══ Material for this exercise
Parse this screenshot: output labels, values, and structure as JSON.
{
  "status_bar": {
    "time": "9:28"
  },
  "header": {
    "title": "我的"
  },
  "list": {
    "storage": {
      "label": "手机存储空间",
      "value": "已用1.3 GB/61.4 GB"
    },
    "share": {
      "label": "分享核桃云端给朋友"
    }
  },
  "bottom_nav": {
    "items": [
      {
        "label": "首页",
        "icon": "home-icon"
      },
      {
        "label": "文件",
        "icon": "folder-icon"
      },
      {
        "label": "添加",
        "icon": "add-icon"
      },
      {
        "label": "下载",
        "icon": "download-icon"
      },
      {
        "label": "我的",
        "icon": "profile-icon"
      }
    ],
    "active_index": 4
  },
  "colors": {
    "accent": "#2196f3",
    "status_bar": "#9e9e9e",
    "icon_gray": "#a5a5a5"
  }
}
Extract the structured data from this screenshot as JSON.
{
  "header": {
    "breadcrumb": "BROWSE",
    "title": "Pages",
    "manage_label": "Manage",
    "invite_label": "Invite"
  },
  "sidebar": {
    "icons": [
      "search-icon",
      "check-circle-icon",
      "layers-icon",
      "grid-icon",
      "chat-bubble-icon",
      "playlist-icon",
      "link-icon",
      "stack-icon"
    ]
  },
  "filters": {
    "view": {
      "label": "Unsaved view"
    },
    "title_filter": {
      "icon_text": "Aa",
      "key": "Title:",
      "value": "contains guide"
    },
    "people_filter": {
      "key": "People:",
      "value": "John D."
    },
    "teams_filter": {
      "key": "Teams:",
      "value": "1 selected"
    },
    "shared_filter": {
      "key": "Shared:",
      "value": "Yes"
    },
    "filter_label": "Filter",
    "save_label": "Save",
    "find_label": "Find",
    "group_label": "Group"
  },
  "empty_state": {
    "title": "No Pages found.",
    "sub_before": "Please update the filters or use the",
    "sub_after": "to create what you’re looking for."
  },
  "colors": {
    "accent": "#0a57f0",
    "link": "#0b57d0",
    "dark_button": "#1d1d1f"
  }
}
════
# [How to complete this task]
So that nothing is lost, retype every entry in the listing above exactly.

# [Finished exercise]
Parse this screenshot: output labels, values, and structure as JSON.
{
  "status_bar": {
    "time": "9:28"
  },
  "header": {
    "title": "我的"
  },
  "list": {
    "storage": {
      "label": "手机存储空间",
      "value": "已用1.3 GB/61.4 GB"
    },
    "share": {
      "label": "分享核桃云端给朋友"
    }
  },
  "bottom_nav": {
    "items": [
      {
        "label": "首页",
        "icon": "home-icon"
      },
      {
        "label": "文件",
        "icon": "folder-icon"
      },
      {
        "label": "添加",
        "icon": "add-icon"
      },
      {
        "label": "下载",
        "icon": "download-icon"
      },
      {
        "label": "我的",
        "icon": "profile-icon"
      }
    ],
    "active_index": 4
  },
  "colors": {
    "accent": "#2196f3",
    "status_bar": "#9e9e9e",
    "icon_gray": "#a5a5a5"
  }
}
Extract the structured data from this screenshot as JSON.
{
  "header": {
    "breadcrumb": "BROWSE",
    "title": "Pages",
    "manage_label": "Manage",
    "invite_label": "Invite"
  },
  "sidebar": {
    "icons": [
      "search-icon",
      "check-circle-icon",
      "layers-icon",
      "grid-icon",
      "chat-bubble-icon",
      "playlist-icon",
      "link-icon",
      "stack-icon"
    ]
  },
  "filters": {
    "view": {
      "label": "Unsaved view"
    },
    "title_filter": {
      "icon_text": "Aa",
      "key": "Title:",
      "value": "contains guide"
    },
    "people_filter": {
      "key": "People:",
      "value": "John D."
    },
    "teams_filter": {
      "key": "Teams:",
      "value": "1 selected"
    },
    "shared_filter": {
      "key": "Shared:",
      "value": "Yes"
    },
    "filter_label": "Filter",
    "save_label": "Save",
    "find_label": "Find",
    "group_label": "Group"
  },
  "empty_state": {
    "title": "No Pages found.",
    "sub_before": "Please update the filters or use the",
    "sub_after": "to create what you’re looking for."
  },
  "colors": {
    "accent": "#0a57f0",
    "link": "#0b57d0",
    "dark_button": "#1d1d1f"
  }
}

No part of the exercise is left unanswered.